[Extracted data entries]
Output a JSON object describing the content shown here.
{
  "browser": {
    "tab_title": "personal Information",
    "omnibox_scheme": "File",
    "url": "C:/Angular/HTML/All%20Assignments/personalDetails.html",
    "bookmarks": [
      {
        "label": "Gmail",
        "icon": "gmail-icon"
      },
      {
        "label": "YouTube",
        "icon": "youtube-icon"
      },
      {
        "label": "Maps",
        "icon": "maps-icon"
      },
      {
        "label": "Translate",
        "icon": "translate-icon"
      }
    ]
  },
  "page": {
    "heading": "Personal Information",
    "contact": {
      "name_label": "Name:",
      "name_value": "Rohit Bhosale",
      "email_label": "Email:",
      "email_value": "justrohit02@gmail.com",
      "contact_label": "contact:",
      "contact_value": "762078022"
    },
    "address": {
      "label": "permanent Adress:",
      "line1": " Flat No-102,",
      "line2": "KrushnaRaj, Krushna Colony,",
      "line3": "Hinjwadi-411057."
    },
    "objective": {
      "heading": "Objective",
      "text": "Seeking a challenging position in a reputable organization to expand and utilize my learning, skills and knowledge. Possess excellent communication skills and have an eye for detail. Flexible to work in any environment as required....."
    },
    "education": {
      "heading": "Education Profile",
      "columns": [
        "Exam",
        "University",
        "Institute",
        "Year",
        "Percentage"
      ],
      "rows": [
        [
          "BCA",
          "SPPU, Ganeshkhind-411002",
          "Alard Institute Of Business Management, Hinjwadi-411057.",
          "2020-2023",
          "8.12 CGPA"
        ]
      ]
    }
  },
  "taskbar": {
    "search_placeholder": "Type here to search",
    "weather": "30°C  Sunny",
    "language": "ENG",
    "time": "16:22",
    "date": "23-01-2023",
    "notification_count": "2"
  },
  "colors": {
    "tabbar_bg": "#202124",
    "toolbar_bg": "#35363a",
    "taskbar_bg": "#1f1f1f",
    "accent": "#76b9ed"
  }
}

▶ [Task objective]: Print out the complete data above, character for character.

▶ [Output below]:
Output a JSON object describing the content shown here.
{
  "browser": {
    "tab_title": "personal Information",
    "omnibox_scheme": "File",
    "url": "C:/Angular/HTML/All%20Assignments/personalDetails.html",
    "bookmarks": [
      {
        "label": "Gmail",
        "icon": "gmail-icon"
      },
      {
        "label": "YouTube",
        "icon": "youtube-icon"
      },
      {
        "label": "Maps",
        "icon": "maps-icon"
      },
      {
        "label": "Translate",
        "icon": "translate-icon"
      }
    ]
  },
  "page": {
    "heading": "Personal Information",
    "contact": {
      "name_label": "Name:",
      "name_value": "Rohit Bhosale",
      "email_label": "Email:",
      "email_value": "justrohit02@gmail.com",
      "contact_label": "contact:",
      "contact_value": "762078022"
    },
    "address": {
      "label": "permanent Adress:",
      "line1": " Flat No-102,",
      "line2": "KrushnaRaj, Krushna Colony,",
      "line3": "Hinjwadi-411057."
    },
    "objective": {
      "heading": "Objective",
      "text": "Seeking a challenging position in a reputable organization to expand and utilize my learning, skills and knowledge. Possess excellent communication skills and have an eye for detail. Flexible to work in any environment as required....."
    },
    "education": {
      "heading": "Education Profile",
      "columns": [
        "Exam",
        "University",
        "Institute",
        "Year",
        "Percentage"
      ],
      "rows": [
        [
          "BCA",
          "SPPU, Ganeshkhind-411002",
          "Alard Institute Of Business Management, Hinjwadi-411057.",
          "2020-2023",
          "8.12 CGPA"
        ]
      ]
    }
  },
  "taskbar": {
    "search_placeholder": "Type here to search",
    "weather": "30°C  Sunny",
    "language": "ENG",
    "time": "16:22",
    "date": "23-01-2023",
    "notification_count": "2"
  },
  "colors": {
    "tabbar_bg": "#202124",
    "toolbar_bg": "#35363a",
    "taskbar_bg": "#1f1f1f",
    "accent": "#76b9ed"
  }
}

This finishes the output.